The report is written by climate scientists (so is the summary). All the writers, both lead authors and contributing authors, work on a voluntary basis. I think the idea, at least for the north American and European scientists, is that the IPCC is an important way for scientists to interface with the policymakers and general public, and that working on the report is an important outreach activity. The IPCC as an entity is organized under the auspices of the World Meteorological Organization (WMO) and the United Nations Nations Environment Programme (UNEP), and as such it is open to members of those organizations. That means that a lot of scientists are eligible to contribute to the report, but it also means that there are a lot of governments that have vested interests in what the report ultimately says.

Do governments influence the content of the report? Well, from what I've heard ('round the proverbial water cooler), there is very little direct interaction with world governments. Drafts of the reports are sent out to tons and tons of people, including governments, so there are notes sent back. Those notes have to be addressed individually, but I'm sure that most of them are insignificant and are basically ignored. The indirect influence is probably more important. The scientists writing the report are aware of the political/societal implications, and try to protect themselves by explicitly avoiding making prescriptive suggestions; they don't say what to do about climate change, they just evaluate the scientific evidence to evaluate the extent of climate change and projections of future change. The indirect influence of governments and economics makes the authors, in my opinion, even more conservative in their language than scientists normally are. I think the report generally does not embrace more extreme projections and predictions, which is to their credit, but is a caveat when reading the report or the summary. That is, some of the key points are probably more conservative than individual scientists would suggest.

Of course, there is also pressure to put new and important results into the report.

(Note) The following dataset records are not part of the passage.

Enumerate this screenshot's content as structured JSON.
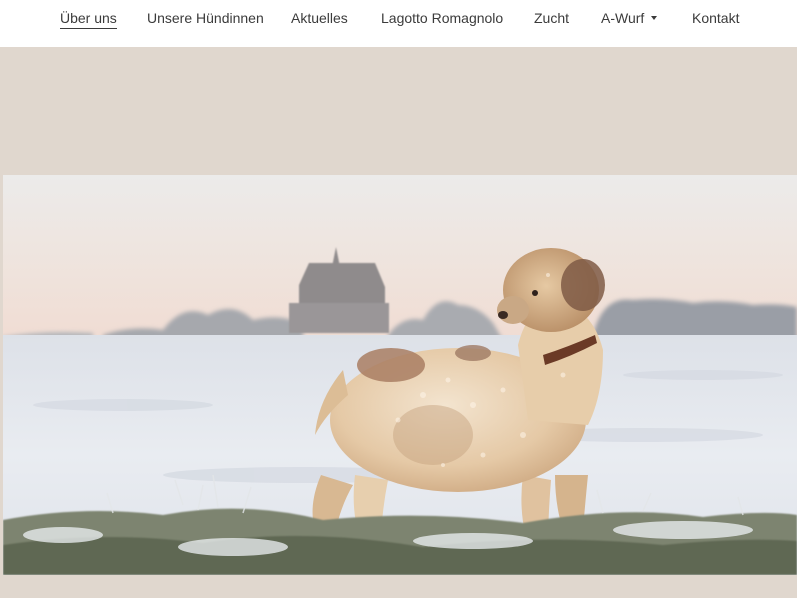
{
  "nav": {
    "items": [
      {
        "label": "Über uns",
        "active": true
      },
      {
        "label": "Unsere Hündinnen"
      },
      {
        "label": "Aktuelles"
      },
      {
        "label": "Lagotto Romagnolo"
      },
      {
        "label": "Zucht"
      },
      {
        "label": "A-Wurf",
        "has_dropdown": true
      },
      {
        "label": "Kontakt"
      }
    ]
  },
  "colors": {
    "page_background": "#e0d7ce",
    "nav_background": "#ffffff",
    "nav_text": "#3b3b3b"
  },
  "hero": {
    "icon": "hero-photo-dog-in-snow"
  }
}
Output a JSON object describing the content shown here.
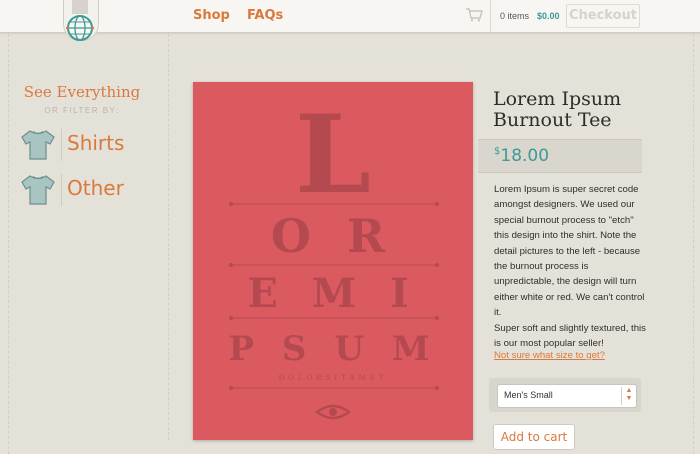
{
  "header": {
    "nav": [
      "Shop",
      "FAQs"
    ],
    "cart_items": "0 items",
    "cart_total": "$0.00",
    "checkout_label": "Checkout"
  },
  "sidebar": {
    "heading": "See Everything",
    "filter_label": "OR FILTER BY:",
    "categories": [
      {
        "label": "Shirts",
        "icon": "tshirt-icon"
      },
      {
        "label": "Other",
        "icon": "tshirt-icon"
      }
    ]
  },
  "product": {
    "title": "Lorem Ipsum Burnout Tee",
    "price_currency": "$",
    "price_amount": "18.00",
    "description": [
      "Lorem Ipsum is super secret code amongst designers. We used our special burnout process to \"etch\" this design into the shirt. Note the detail pictures to the left - because the burnout process is unpredictable, the design will turn either white or red. We can't control it.",
      "Super soft and slightly textured, this is our most popular seller!"
    ],
    "size_help_link": "Not sure what size to get?",
    "size_selected": "Men's Small",
    "add_to_cart_label": "Add to cart",
    "image": {
      "lines": [
        "L",
        "O R",
        "E M I",
        "P S U M"
      ],
      "small_text": "DOLORSITAMET",
      "shirt_color": "#db5a60",
      "print_color": "#b44a50"
    }
  },
  "colors": {
    "accent_orange": "#d9793d",
    "teal": "#3d9a95",
    "background": "#e4e1d8"
  }
}
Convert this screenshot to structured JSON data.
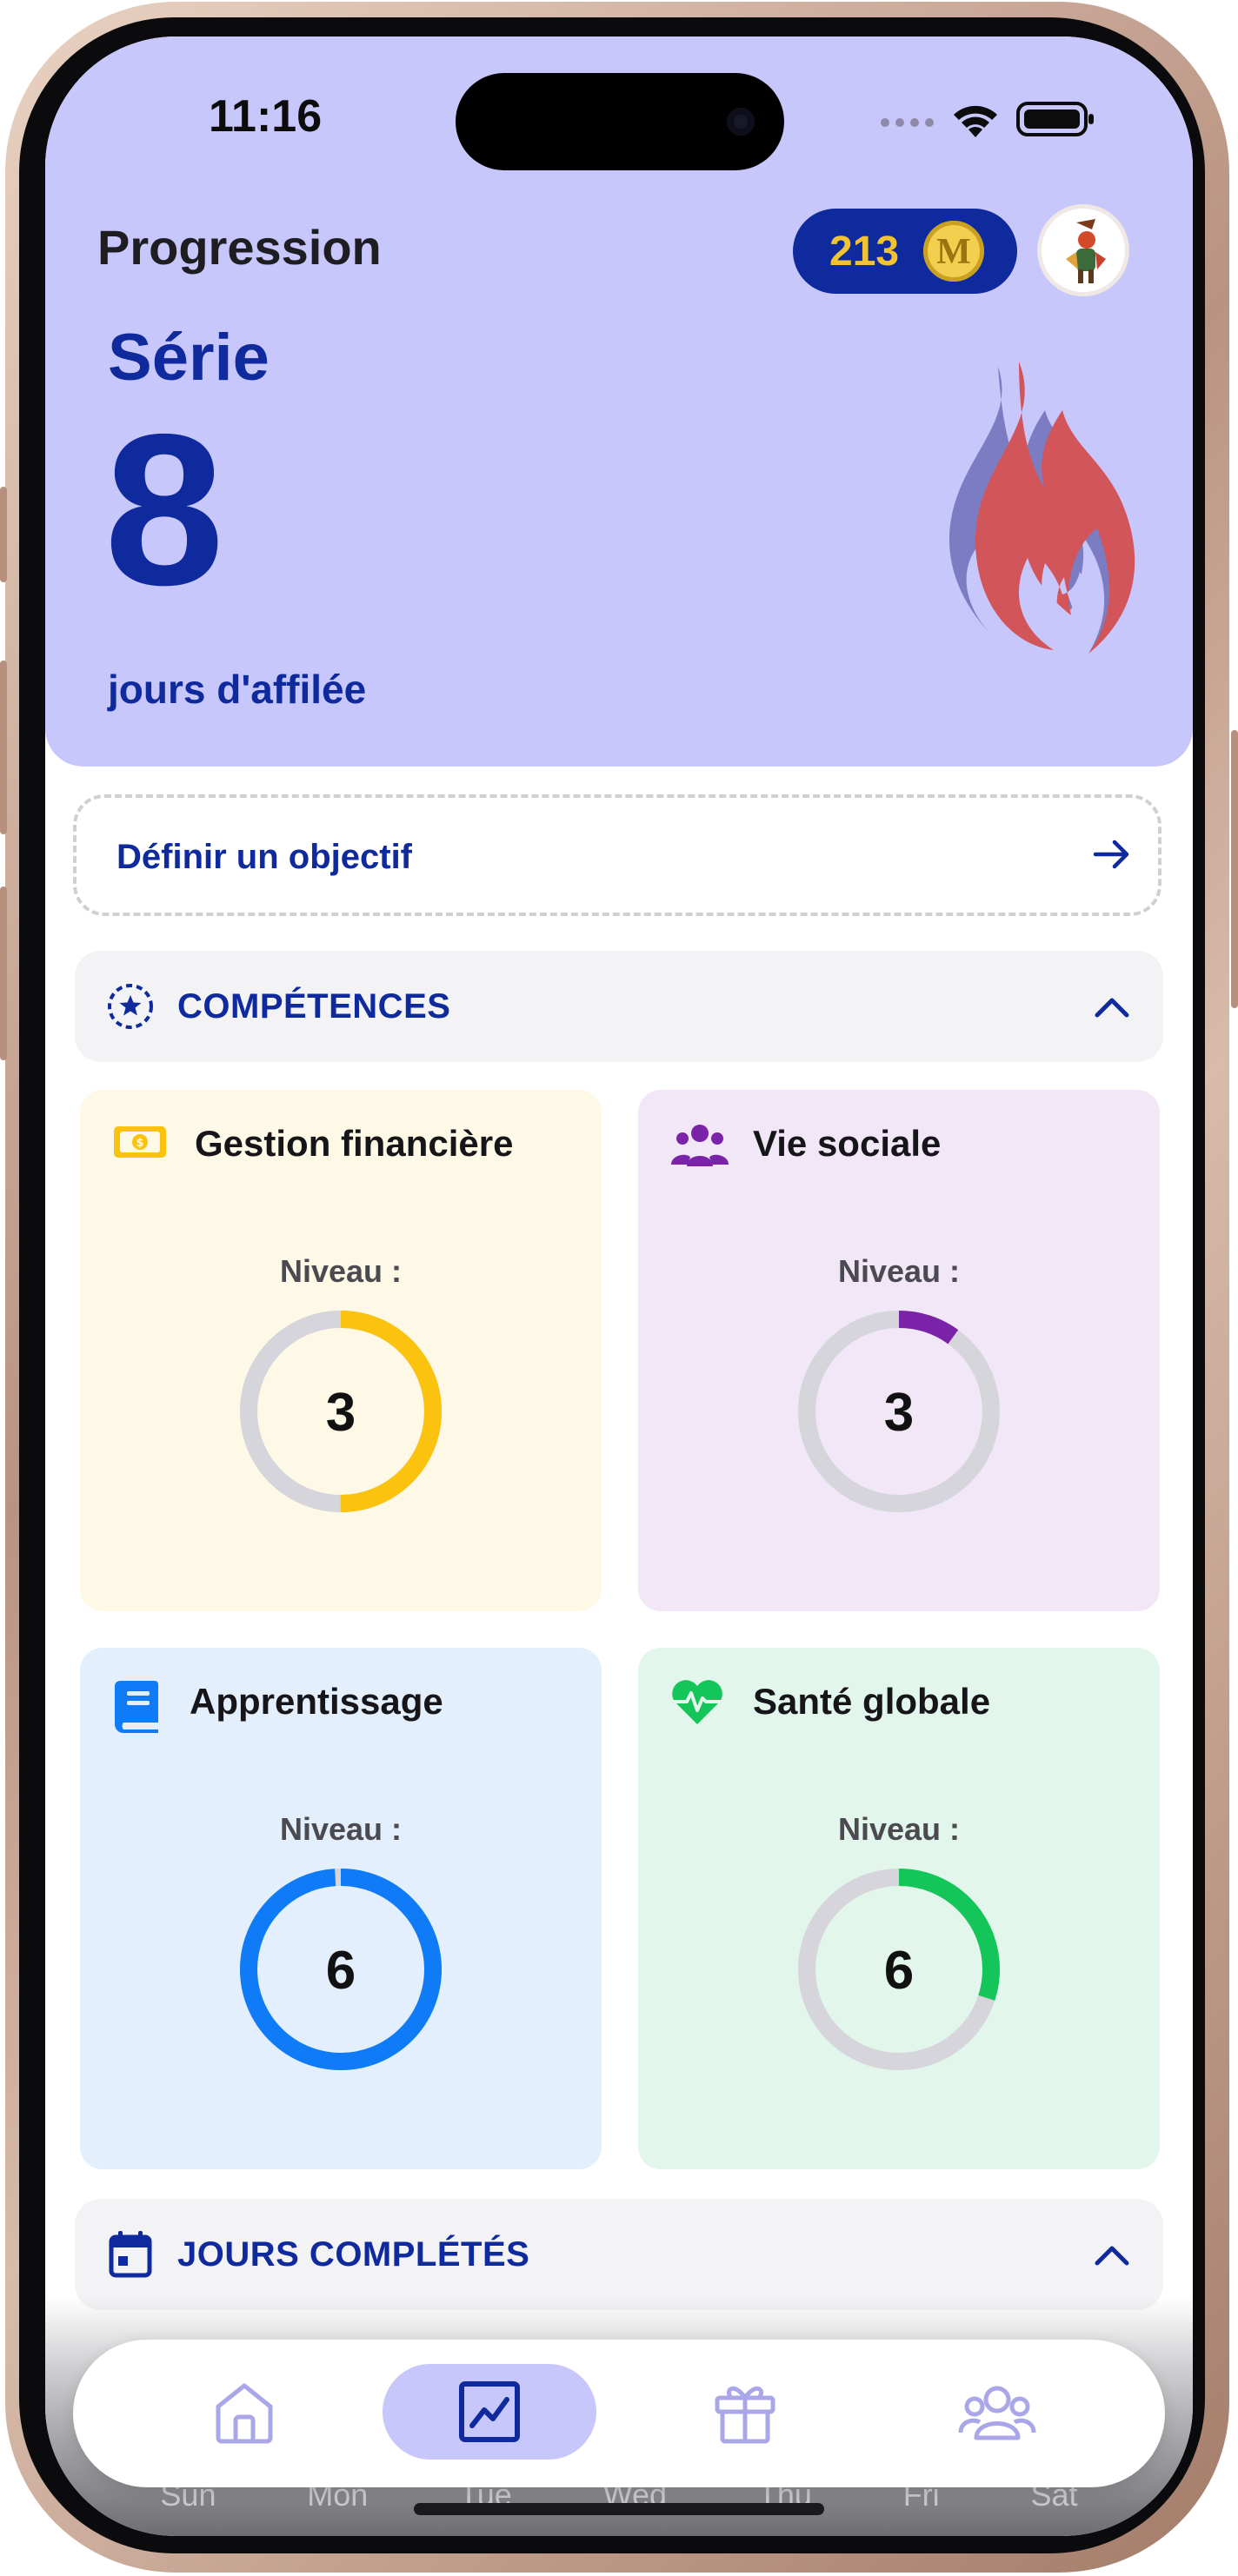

This pressure comes less from external sources and more from the drive to show how much we've learned since the last report. There are a few points in the summary that I was surprised to see, not because they aren't important, but because I think there have to be many, many caveats. The two examples that stick out are (1) that tropical cyclones are getting more intense with global warming and (2) that patterns of precipitation will change in the future, with specific patterns emerging as robust. I'll blog more about both of these in the future, but here I'll just say that I look forward to reading the specifics in the full report. I generally believe the first claim, while the second one seems extremely poorly constrained by climate models.

Even with these opposing pressures, the results of the summary are largely unsurprising and in line with the Third Assessment Report (2001). The lower range of climate sensitivity has inched up a bit from 1.5C to 2.0 C. That basically has had to move up as we've seen more and more warming over the past decade. They are also making the upper range of possible sensitivity more hazy by mentioning some projections of greater than 5C or so, even though they don't necessarily incorporate those very sensitive projections in the non-analysis that goes into writing the report. (I'll also talk about what I mean by non-analysis in a future post.)

So, yes, global warming is happening. Oh, and yes, it is because of humans emitting carbon dioxide into the atmosphere.


Newsflash? No.

Well, according to NOAA's National Climatic Data Center, 2006 was even warmer than 2005. That means, if you haven't been keeping score, that 2006 was the warmest year on record (for the USA). I didn't find an actual ranking for the global mean temperature, but I think we can safely assume 2006 was in the top 5 (if not the top 2). The press release blames (rightly, for a change) ENSO (which is El Nino) for the getting 2006 into the top seat. It turns out December was really hot, mostly because there weren't very many storms crossing the country. My suspicion is that this El Nino will continue to make this winter much warmer than average, and 2007 will beat 1998 and 2006 as the warmest year in the past 1000+ years.